Members of a workers' union are to protest outside Hull Royal Infirmary later.
It's the latest in a campaign to highlight their concerns with the Yorkshire Ambulance Service. Unite say whistleblowers are being silenced.
Yorkshire Ambulance Service says staff are encouraged to use existing procedure to report concerns.
The Yorkshire Ambulance Service has apologised after a rugby league player was left waiting for an ambulance for more than two hours after breaking his leg in three places. Adam Robson suffered the injury in a local cup final in North Hull at the weekend. During his wait witnesses said he was turning blue from hypothermia. One of those who went to his aid was his mother, who's a doctor. Helen Steel reports.
Yorkshire Ambulance Service NHS Trust is urging people across the region to only call 999 for an ambulance in a medical emergency when it is obvious that someone has a serious or life-threatening illness or injury, due to a high volume of calls being made to the service.
Dr David Macklin, Interim Executive Director of Operations at the Trust, said:
Ambulance staff across Yorkshire are walking out on strike today. Around 400 members of the Unite Union are taking part in the action. The strike begins at 3pm and lasts for six hours. Yorkshire Ambulance Service says it's disappointed, but that the trust is making changes to address some of the concerns raised by staff.

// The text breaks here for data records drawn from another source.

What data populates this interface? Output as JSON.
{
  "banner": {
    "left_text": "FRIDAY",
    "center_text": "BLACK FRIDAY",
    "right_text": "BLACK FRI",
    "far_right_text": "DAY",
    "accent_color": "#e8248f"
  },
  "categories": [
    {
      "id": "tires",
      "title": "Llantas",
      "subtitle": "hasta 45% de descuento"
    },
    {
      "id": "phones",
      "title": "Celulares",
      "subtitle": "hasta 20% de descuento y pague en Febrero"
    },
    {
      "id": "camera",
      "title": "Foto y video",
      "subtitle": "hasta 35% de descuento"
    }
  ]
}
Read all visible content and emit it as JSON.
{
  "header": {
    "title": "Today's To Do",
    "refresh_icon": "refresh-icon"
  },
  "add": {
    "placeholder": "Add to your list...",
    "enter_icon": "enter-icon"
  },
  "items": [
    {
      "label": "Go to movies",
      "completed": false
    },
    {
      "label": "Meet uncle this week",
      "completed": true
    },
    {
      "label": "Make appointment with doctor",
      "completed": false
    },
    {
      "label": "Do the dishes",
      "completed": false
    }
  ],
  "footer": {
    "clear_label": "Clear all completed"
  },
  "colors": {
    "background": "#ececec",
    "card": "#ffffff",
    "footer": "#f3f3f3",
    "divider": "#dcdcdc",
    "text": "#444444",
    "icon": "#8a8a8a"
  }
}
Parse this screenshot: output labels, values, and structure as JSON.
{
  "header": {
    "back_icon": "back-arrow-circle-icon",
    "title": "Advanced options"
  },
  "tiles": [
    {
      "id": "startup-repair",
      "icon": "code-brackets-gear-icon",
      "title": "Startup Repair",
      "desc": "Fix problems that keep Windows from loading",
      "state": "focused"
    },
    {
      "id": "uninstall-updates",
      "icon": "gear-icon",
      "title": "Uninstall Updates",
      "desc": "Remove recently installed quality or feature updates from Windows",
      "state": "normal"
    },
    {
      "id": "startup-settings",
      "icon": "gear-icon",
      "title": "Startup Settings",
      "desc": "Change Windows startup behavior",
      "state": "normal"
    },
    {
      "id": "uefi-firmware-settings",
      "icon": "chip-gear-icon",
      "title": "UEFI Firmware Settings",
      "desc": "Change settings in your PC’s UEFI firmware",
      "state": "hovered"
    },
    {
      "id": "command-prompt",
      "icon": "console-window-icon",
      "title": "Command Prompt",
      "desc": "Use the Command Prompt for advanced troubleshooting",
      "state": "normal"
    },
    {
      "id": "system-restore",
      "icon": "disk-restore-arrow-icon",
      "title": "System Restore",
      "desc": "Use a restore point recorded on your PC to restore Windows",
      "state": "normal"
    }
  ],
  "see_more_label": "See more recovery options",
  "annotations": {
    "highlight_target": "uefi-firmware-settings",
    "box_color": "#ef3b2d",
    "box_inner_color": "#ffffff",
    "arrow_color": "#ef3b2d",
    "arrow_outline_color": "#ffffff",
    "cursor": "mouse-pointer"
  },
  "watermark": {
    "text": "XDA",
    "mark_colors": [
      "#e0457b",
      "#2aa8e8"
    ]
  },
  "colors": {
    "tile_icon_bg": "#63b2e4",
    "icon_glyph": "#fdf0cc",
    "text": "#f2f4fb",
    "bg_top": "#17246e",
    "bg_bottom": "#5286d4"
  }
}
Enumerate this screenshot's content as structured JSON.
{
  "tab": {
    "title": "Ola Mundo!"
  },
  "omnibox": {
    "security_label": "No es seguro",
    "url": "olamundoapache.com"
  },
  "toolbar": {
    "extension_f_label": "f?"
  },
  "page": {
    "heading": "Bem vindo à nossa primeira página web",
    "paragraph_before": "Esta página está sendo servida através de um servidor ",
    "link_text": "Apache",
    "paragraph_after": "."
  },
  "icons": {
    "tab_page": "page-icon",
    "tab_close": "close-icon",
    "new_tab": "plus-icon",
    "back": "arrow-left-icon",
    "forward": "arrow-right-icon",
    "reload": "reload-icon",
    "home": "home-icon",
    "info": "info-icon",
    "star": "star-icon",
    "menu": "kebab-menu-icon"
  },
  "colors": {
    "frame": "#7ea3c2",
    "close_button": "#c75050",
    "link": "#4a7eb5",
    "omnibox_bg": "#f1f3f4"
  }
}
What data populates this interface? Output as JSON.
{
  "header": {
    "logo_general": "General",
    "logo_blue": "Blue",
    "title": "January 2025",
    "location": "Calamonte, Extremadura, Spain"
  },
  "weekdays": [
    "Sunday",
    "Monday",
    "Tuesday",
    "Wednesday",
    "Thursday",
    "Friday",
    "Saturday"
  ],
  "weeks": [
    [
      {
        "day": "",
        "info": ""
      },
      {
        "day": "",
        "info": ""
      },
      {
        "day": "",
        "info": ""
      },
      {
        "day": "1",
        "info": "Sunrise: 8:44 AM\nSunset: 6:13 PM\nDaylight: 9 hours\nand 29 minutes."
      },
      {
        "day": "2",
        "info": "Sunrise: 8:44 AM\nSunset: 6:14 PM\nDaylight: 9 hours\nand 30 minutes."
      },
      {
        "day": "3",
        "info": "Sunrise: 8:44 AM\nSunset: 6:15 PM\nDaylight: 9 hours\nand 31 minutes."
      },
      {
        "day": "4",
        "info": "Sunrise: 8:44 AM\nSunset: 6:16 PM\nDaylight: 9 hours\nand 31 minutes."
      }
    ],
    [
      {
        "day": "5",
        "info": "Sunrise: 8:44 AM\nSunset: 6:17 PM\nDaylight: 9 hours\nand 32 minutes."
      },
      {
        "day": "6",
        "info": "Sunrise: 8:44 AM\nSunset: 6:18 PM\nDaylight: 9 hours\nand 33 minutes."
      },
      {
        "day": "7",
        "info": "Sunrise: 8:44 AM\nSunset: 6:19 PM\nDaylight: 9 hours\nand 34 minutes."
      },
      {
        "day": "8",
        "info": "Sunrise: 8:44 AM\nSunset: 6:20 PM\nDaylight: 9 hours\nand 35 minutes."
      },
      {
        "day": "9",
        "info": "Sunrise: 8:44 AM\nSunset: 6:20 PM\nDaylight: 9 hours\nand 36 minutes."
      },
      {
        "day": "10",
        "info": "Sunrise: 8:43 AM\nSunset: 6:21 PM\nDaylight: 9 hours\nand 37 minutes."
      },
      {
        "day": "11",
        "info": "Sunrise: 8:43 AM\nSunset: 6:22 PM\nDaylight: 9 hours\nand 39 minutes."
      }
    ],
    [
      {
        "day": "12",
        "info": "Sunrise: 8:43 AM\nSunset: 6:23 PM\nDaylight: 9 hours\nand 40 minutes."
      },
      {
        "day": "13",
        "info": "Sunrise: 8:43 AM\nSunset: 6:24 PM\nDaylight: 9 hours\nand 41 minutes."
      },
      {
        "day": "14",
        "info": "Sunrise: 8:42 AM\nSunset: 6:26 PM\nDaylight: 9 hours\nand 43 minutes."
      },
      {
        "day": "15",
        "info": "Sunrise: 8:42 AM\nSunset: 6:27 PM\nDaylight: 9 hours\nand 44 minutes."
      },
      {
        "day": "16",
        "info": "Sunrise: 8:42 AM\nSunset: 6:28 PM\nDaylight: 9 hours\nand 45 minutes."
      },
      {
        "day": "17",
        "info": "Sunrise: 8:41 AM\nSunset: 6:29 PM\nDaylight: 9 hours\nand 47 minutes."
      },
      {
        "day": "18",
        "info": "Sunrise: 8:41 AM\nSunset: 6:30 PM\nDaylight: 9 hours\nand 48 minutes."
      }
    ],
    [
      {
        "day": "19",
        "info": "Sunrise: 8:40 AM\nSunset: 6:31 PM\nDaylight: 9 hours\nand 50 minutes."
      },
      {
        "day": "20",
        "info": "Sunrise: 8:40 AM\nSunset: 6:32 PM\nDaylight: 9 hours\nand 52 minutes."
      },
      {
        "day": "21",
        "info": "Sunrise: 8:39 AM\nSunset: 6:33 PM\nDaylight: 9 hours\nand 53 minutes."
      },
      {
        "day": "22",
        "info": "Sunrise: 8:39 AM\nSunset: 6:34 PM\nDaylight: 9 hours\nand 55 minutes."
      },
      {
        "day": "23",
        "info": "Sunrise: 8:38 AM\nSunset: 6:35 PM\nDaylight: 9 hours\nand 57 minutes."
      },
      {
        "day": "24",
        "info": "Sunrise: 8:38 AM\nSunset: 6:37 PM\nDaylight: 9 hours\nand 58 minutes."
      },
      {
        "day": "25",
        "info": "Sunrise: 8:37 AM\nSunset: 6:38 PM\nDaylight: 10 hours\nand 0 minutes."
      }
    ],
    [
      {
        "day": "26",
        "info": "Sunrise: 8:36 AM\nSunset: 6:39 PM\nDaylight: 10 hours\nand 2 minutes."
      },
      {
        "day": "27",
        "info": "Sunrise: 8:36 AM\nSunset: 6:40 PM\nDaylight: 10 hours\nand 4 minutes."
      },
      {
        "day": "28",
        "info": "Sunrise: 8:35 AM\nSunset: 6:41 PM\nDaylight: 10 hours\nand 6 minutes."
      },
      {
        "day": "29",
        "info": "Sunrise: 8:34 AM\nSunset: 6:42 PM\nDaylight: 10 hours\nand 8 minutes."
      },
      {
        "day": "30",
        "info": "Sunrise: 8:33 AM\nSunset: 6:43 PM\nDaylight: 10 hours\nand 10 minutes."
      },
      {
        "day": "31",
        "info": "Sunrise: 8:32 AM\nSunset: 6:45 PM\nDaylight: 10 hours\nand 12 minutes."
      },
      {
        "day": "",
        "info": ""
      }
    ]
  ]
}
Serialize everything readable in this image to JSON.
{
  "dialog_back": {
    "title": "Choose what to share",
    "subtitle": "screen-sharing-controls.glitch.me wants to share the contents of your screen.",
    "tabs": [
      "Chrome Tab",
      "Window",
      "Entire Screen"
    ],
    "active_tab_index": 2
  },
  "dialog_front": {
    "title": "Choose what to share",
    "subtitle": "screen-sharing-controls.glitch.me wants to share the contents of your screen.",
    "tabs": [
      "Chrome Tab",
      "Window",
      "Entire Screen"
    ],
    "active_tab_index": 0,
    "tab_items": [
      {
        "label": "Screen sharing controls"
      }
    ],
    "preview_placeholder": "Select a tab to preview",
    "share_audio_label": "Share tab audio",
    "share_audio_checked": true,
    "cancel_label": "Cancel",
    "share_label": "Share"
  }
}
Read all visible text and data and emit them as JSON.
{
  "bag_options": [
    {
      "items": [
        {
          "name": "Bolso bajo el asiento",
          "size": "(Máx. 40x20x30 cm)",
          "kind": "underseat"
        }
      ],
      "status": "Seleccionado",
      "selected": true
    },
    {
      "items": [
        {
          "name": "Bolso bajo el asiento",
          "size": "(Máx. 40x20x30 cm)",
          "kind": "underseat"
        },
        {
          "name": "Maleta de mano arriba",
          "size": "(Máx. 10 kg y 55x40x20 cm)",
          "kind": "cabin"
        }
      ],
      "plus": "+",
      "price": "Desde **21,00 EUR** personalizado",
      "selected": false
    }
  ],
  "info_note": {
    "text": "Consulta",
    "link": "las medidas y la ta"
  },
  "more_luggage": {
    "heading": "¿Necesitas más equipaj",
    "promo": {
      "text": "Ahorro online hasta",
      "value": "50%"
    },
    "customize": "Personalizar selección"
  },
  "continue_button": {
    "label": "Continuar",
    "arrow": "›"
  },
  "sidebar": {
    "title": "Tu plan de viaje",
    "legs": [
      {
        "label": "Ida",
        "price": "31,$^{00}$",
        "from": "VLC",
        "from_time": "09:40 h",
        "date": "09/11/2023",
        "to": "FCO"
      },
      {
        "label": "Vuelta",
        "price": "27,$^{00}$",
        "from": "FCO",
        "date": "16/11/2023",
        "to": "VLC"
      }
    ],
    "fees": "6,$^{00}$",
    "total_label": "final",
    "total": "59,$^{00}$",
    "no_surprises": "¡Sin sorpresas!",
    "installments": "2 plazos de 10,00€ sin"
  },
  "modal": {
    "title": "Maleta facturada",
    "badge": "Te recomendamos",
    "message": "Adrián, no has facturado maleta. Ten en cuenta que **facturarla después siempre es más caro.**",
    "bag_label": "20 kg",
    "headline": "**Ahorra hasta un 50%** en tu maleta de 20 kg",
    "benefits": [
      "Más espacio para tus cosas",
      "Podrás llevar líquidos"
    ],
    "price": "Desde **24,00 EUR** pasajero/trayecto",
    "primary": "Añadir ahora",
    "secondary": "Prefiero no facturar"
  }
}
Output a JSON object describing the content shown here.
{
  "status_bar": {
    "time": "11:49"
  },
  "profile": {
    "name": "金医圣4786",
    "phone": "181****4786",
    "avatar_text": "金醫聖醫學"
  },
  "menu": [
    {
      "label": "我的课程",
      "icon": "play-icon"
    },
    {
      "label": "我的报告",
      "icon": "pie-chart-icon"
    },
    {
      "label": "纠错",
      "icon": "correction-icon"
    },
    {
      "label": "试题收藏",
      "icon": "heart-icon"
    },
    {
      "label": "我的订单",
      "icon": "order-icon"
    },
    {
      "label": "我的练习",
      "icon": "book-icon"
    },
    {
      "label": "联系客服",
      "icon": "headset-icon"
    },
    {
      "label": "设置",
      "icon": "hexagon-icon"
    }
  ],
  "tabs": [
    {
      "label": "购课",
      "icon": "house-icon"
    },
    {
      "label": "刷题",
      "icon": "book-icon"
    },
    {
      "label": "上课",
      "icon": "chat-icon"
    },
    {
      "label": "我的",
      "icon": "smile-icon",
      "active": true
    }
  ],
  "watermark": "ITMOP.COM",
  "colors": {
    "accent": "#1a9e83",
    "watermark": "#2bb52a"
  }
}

A number of Ambulance staff in Yorkshire are preparing to walk out for most of the Tour De France weekend.
The trust running the service, says the action by members of the UNITE Union, which represents about ten per cent of the workforce shows a total disregard for the welfare of patients.
The union claims changes to shift patterns could effect public safety:
Yorkshire Ambulance service workers have voted to strike on the fifth and sixth of July - the weekend of the Tour De France. Four hundred members of the Unite union are embroiled in a long-running dispute over new working conditions and meal breaks.
The union says it has very real concerns about patient and staff safety and has denied that taking industrial action next weekend is a cynical ploy.
Yorkshire Ambulance Service say they are disappointed at the decision by staff belonging to the Unite union to strike on the weekend of the Tour de France.
Staff from Yorkshire Ambulance Service have voted to strike on the weekend of the Grand Départ leg of the Tour de France in Yorkshire.
The union UNITE balloted members over the action which is the latest in a long running dispute over patient and staff safety issues.
Unite members working at Yorkshire Ambulance Service NHS Trust voted by 84 per cent to strike between 06:00 and 23:59 on Saturday 5 July and on Sunday 6 July, starting at 18:00 and ending at 22:00.
The 400 members of the union represent less than ten per cent of the Trust's full staff.
Bosses at the Ambulance Service withdrew recognition from Unite as a union representing staff as a result of the continuing dispute.
Unite say staff are concerned about the introduction of elongated shift patterns. The union claim it is only a matter of time before someone is seriously injured or killed as a result of staff exhaustion.
Yorkshire Ambulance Service say the possibility of staff members striking is a 'disappointing' development in continuing discussions with union, Unison.
Yorkshire ambulance staff are threatening possible industrial action in a row over staffing.
Yorkshire Ambulance Service insist the change will not jeopardise patient safety but is simply a better use of resources.
But the union, Unison, say management plans to staff some ambulances with two Emergency Care Assistants - rather than having a fully qualified paramedic on board - will put patients at risk.